As a fly fishing guide and outfitter, and a former fly shop owner and manager, I look back and forward to my time spent in the industry and the people I have met and fished with along the way. There are my clients that I guide every year and, like them, look forward to our annual trips. There has been a string of industry pros that I have fished with, including well-known authors, photographers, and tackle manufacturers’ representatives, all of whom are very into the sport. When we are fishing, it’s very hardcore. The pressure is on, as they are there to catch fish. I enjoy the challenge of figuring what the fish are doing and what flies they want to eat. When it all comes together, a sense of accomplishment prevails.

In another few weeks, I will make my journey up to Montana and Alberta to kick off our fly fishing season, and of course I am looking forward to it.

In the meantime, I take advantage of my down time to do work around the house, train dogs, and tie flies. It’s also a good time to get out with Lisa and enjoy some time together. Yesterday after completing some “Honey Do’s,” I suggested to Lisa that we hook up the boat and trailer and check out Pena Blanca Lake. She was all in, so off we went. 

After stopping at Subway in Nogales, we arrived at the lake around 10a.m. I quickly launched the boat and rowed it over to a small bay south of the ramp.
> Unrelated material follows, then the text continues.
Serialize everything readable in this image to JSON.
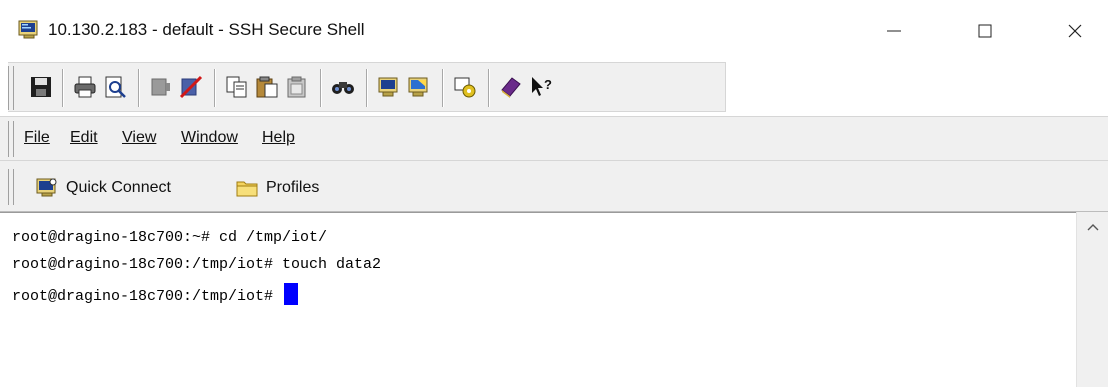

Lisa began casting a streamer towards the reeds along the bank. Compared to my northern fishing trips, things were very chilled out. We watched, and tried to identify, the numerous birds that live along the lake, ranging from red winged blackbirds to Mexican ducks. We startled a coues deer that had come down for a drink of water, and we eventually solved some of the world’s problems.

Lisa being Lisa, she always asks me to fish, which I decline as I want to get used to rowing a drift boat again. As this day unfolded, her casting steadily improved and she began to drop her streamer with pinpoint accuracy, then stripping it back to the boat only to repeat the process again. There were a few tugs which she did not connect with. Then it happened: a bass ate her fly. She set, fought, and landed it. We briefly admired the bass, then released it back into the lake.

It was a great moment for Lisa, and I think an even greater moment for me, as I had guided her into fish, a feeling that will become common as I head into my fly fishing season. What was not present that day was the pressure to “produce,” which I thoroughly enjoyed.

It was time to load up and go home to feed dogs, horses and the token cat. It was a perfect mini-escape. We both had a great day and, as always, look forward to doing it again.

Flies that worked :

Dark Semi Seal Leaches sizes #6-#8 

Kreelex Streamers (Silver &Gold) #4 

All were fished on a #7 wt. -12 Ft HD Sink Tip Line